by you through what is often the toughest 2 years of education for many to ensure you succeed.
Seven years on from my first ever tour at Ellesmere and that same student who showed my family and I around is chatting with me over a pint, discussing neurosurgery and a meeting
at the Apple headquarters in California.
It sounds like some cliche punchline, but for me this probably gives the best summary of Ellesmere College: It’s a place that wants to see you reach your goals, at the same time
introducing you to others trying to do the same.
I am four years younger than my brother so I knew a bit about Ellesmere College as he went there.
I had been to swimming lessons there when I was in primary school but didn’t really consider it as a place to go to college.
I was looking for somewhere that would be the equivalent of my Corbet 6th form (which doesn’t exist), where the teachers are considerate and attentive.
Corbet has a very similar ethos - it values the individual students as well as striving for success.
My opinion was I can go wherever, but how well I do depends on my grades and effort. But it wasn’t just the academic rigour that attracted me to Ellesmere College.
It was the wide ranging opportunities it gives and the environment that pushes you to do your best.
I needed to make time to play sport and do drama, and at Ellesmere I had all this mapped within my typical week, all in the familiar environment of the college.
It was a private school, I didn’t know how I felt about that.
But when I got there it seemed less like a school and more like a community. Within a couple of weeks it traps you in it’s excitement - and by the end of October it feels
like you’ve been there for 7 years.

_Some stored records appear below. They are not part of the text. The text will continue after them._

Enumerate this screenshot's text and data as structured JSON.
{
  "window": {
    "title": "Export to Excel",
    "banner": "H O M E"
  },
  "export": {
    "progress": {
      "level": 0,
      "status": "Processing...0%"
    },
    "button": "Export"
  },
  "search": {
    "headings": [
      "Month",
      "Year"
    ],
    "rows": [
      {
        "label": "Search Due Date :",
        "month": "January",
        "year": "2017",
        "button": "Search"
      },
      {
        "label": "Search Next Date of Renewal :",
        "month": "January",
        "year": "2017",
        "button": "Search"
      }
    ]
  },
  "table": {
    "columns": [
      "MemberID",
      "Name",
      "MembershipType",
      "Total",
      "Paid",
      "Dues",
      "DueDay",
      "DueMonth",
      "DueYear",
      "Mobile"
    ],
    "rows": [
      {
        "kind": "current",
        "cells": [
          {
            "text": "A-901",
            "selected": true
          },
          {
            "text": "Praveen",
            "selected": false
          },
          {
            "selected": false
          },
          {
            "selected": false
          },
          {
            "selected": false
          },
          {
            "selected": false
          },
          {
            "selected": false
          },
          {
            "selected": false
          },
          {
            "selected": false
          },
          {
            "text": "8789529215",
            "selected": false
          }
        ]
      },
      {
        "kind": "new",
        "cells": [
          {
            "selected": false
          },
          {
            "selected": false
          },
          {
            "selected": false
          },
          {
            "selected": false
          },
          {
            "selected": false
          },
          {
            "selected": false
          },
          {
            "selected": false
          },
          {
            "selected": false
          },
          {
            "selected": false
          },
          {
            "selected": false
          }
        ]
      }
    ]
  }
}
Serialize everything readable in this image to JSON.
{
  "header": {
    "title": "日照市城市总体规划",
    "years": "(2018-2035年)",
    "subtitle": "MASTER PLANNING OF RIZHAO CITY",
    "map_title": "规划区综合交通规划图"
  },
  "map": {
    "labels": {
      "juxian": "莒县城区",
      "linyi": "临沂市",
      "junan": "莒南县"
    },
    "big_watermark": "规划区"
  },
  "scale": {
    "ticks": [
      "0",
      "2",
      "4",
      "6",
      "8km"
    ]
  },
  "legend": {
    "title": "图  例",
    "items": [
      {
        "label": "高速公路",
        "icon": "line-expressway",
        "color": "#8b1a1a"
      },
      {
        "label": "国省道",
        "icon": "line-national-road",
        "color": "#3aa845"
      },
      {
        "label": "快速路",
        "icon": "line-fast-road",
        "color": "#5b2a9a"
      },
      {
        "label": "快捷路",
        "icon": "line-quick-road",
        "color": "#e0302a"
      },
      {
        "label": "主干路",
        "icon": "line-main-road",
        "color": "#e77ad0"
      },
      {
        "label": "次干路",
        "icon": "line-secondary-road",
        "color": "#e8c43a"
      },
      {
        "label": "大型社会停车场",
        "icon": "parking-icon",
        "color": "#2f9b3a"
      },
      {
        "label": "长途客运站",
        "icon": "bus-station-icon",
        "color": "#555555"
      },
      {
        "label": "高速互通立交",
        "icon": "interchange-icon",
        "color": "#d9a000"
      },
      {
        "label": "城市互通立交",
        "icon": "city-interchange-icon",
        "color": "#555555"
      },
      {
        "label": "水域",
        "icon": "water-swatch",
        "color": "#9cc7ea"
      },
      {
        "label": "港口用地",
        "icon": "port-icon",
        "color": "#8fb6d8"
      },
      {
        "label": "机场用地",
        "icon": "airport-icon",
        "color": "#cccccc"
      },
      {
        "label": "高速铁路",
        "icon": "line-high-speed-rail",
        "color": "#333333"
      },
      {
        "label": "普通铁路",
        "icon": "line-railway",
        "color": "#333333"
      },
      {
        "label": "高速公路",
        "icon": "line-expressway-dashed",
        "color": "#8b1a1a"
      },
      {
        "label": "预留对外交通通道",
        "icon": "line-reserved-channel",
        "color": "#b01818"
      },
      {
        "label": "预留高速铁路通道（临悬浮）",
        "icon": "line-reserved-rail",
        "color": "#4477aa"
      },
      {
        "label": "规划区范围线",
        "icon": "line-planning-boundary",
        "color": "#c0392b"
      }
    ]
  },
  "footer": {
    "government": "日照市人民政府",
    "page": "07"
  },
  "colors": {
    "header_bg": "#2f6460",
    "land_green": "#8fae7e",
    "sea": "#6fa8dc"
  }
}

Ellesmere is very enticing from before you’re there right up until after you’ve left, you just want to keep going back.
I had a strong relationship with all of my teachers, but in particular my chemistry teacher and head of sixth form, they encouraged me and helped me in every way they could.
I feel quite privileged coming from Ellesmere now, it really helped me. I got opportunities I wouldn’t get anywhere else - like going to Boston in America for the
National Conference for future Physicians and Medical Scientists. And I was so struck by it and eager to get involved, I am attending the conference again this year to work.
The scholarship and bursary was a key factor in both Ben and I going to Ellesmere.
If you were going to look somewhere for the scholarship, go there. If you have got an ambition you can use Ellesmere as the platform to realise it.
It doesn’t matter about where you come from, it is all about what you do when you’re there and where you’re going.
My advice would be to thrive from the fear that it is going to be a big change but it is an opportunity - and you need to take it.
You need to give as much as you get there. I had a goal and they helped me to enhance it.
It brings the best out in people but it still comes down to the person, no school is a magical education box.
More information about the regional scholarship and other funding opportunities can be found on our website here.